Just last week, DePaul students from Feminist Front and Feminist Uprising to Resist Inequality and Exploitation participated in the “Carry That Weight” march in the Loop to show support for Columbia University student Emma Sulkowicz.
Although, in his video he was quick to acknowledge the work of other activists on campus while recognizing that “others feel differently about the T-shirts.”
“His response didn’t acknowledge why people thought Consent the D was a negative movement,” Babaian said. “(He) had been approached by activists on campus telling him that the shirts had triggered victims and survivors of sexual violence. And although he seemed to initially respect that, he was seen the next day wearing the shirt, which shows a direct disregard for the people they were supporting.”
However, within the DePaul community, Vollrath believed “the reference would be appreciated and the message would be clear.”
“The shirt’s design is a reference to the ‘Fear the D’ T-shirts that circulated a year and a half ago,” Vollrath said. “The word consent on our shirts was chosen intentionally because it unambiguously means ‘nothing happens without all participants agreeing.’”
Although, his video expressed hope for a continued conversation about sexual violence and awareness at DePaul.
“The movement has allowed me to witness the desire of many of my peers to take a stand,” Vollrath said. “This has been inspirational, it offers reason for hope with the cause.”

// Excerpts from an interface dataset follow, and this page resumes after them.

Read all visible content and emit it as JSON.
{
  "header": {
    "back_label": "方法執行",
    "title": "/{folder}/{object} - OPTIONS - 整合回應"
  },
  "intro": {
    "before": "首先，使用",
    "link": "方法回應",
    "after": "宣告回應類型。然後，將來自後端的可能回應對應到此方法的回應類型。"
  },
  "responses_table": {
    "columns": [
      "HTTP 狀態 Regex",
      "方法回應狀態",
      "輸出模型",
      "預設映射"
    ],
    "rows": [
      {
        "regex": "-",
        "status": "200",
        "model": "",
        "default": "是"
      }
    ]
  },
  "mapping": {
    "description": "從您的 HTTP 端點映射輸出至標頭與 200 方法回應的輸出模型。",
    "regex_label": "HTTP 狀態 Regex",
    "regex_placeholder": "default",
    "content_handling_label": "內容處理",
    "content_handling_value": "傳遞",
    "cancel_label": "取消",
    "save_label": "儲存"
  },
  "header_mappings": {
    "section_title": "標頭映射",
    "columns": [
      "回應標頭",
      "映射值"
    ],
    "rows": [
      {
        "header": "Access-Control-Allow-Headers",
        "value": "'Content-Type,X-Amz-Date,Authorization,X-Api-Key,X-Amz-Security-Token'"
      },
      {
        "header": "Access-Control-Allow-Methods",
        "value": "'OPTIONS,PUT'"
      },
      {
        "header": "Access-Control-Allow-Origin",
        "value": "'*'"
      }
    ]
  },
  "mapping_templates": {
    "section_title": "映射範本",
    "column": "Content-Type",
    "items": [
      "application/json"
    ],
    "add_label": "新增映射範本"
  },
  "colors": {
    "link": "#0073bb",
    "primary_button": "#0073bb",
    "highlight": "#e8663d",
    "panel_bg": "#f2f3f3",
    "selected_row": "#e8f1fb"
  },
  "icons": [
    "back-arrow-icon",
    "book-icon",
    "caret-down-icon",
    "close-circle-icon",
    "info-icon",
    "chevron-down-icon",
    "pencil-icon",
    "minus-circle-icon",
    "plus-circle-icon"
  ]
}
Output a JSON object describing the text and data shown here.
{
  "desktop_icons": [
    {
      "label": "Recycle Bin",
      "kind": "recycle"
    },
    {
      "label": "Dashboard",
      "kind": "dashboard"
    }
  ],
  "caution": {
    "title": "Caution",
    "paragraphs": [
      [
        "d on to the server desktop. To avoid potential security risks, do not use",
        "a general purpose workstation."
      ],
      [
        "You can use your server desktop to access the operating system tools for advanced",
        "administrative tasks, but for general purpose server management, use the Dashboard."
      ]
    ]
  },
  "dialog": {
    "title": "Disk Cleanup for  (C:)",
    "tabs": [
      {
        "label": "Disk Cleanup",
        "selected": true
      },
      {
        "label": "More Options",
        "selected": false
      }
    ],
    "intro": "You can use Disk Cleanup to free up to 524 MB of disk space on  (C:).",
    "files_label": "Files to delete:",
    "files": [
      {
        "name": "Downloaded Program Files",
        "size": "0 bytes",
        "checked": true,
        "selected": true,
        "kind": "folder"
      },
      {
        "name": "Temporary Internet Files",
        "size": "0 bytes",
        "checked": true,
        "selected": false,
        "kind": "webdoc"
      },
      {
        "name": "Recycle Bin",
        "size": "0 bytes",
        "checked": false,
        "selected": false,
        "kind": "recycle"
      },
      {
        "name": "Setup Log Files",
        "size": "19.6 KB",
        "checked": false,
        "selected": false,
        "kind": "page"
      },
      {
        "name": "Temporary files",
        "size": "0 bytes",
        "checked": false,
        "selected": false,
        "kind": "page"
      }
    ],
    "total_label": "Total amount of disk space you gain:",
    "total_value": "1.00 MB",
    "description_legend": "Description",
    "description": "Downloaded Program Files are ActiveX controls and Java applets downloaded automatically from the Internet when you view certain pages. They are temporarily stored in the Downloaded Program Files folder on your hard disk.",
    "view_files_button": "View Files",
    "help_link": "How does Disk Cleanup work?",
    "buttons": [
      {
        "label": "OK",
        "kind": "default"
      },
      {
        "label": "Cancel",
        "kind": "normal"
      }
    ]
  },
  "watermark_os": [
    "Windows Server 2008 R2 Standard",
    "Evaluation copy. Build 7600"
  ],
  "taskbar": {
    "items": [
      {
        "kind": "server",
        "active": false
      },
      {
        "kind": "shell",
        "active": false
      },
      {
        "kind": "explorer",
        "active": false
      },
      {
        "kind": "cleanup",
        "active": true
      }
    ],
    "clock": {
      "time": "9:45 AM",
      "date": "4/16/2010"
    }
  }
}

Correction: An earlier version of this article stated that Vollrath would donate about $577 to Rape Victim Advocates. However, they will donate 50 percent of the profits, which amounts to $307.84 pending if the shirts are still able to go out.